Individuals including sole proprietors, partners, and S corporation shareholders, are usually required to make estimated tax payments if they expect to owe tax of $1,000 or more when their return is filed. For each installment, the amount of the estimated tax payment must be 25% of the required annual payment. Generally, individuals can fulfill their required annual payments by paying the lesser of 90% of the tax shown on the return for the taxable year (or, if no return is filed, 90% of the tax for such year), or 100% of the tax shown on the return of the individual for the preceding taxable year.10
The amount of any required installment shall be 25%of the required annual payment.

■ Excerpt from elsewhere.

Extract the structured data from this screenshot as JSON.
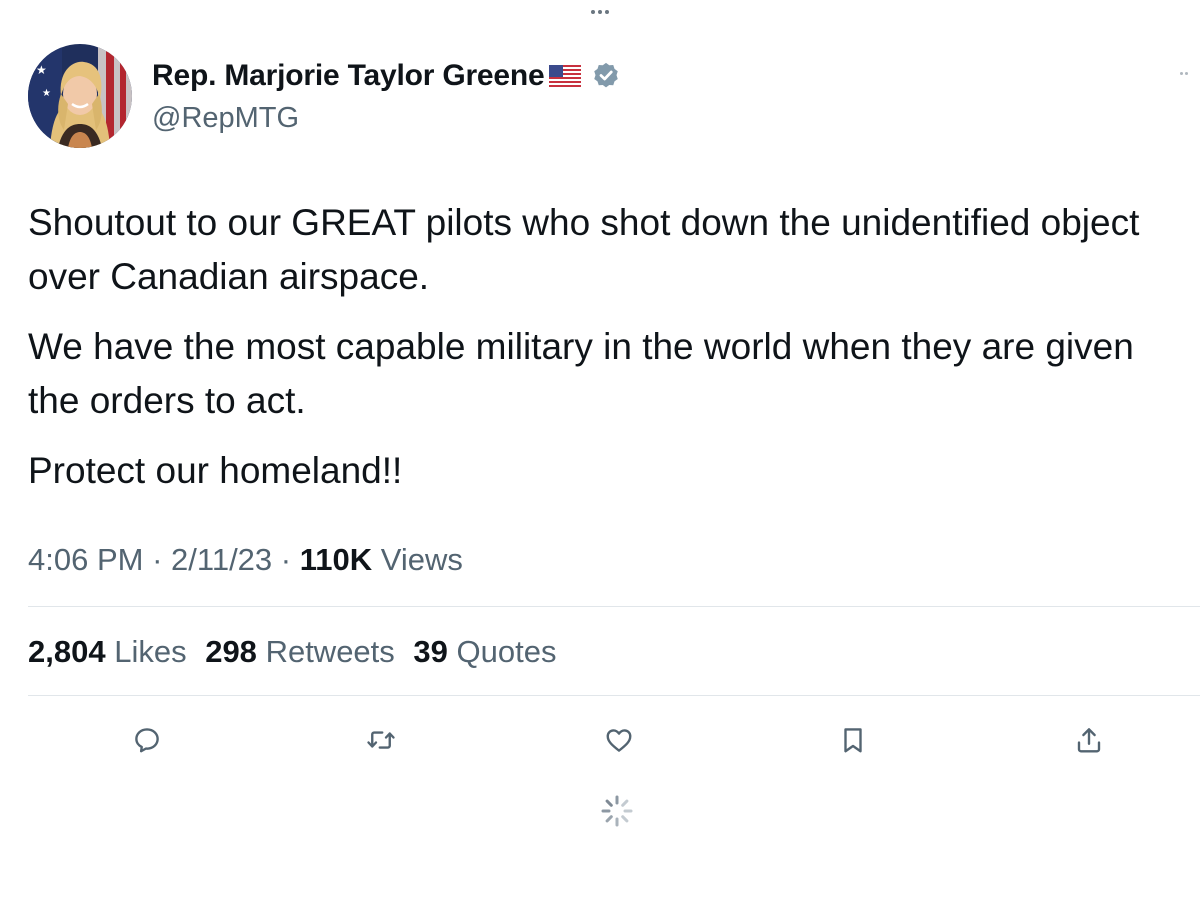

Higher-income individuals are not permitted to use the 90% of the current year method. Higher-income taxpayers are individuals who had an AGI in 2021 that was more than $150,000 ($75,000 if your filing status for 2022 is married filing separately). Instead, taxpayers in this category must either pay 100% of the current year's tax, or 110% of the prior year's tax.11
The penalty for individual taxpayers is figured separately for each installment due date. An individual may owe the penalty for an earlier due date even if the individual paid enough tax later to make up the underpayment. Please note there are also other rules for calculating estimated taxes that apply to individual taxpayers with special circumstances (e.g., fishers and farmers).
Section 163(j) interest expense deduction
And section 174 is not the only looming currently-scheduled 2022 tax increase. The TCJA re-wrote section 163(j), thus establishing a new interest expense deduction limitation. In general, section 163(j) limits a taxpayer’s interest expense deduction for a taxable year to the sum of its business interest income and 30% of adjusted taxable income (ATI). Effective for tax years beginning after Dec. 31, 2021, ATI will no longer be defined in a manner similar to earnings before interest, taxes, depreciation, and amortization (EBITDA) but will instead be defined in a manner similar to earnings before interest and taxes (EBIT). No longer being able to add back in depreciation and amortization deductions will mean that ATI will be lower, thus the section 163(j) limitation lower, and thus the amount of deductible interest lower.
While there has been some movement in Congress related to eliminating the R&E capitalization requirement,12 as of this writing, the capitalization requirements are still in place for 2022 and beyond. Taxpayers should not anticipate a change in the law nor should taxpayers wait until 2022 to discuss how the capitalization requirements may impact their estimated tax payment obligations, particularly considering the potentially significant impact this may have on cash flow. The window of opportunity for proper planning is closing. Taxpayers should talk with their tax advisors now about the effect of these changes.
Taxpayers should also consider what impact the changes to section 163(j) may have on their interest expense deduction and on estimated tax payments.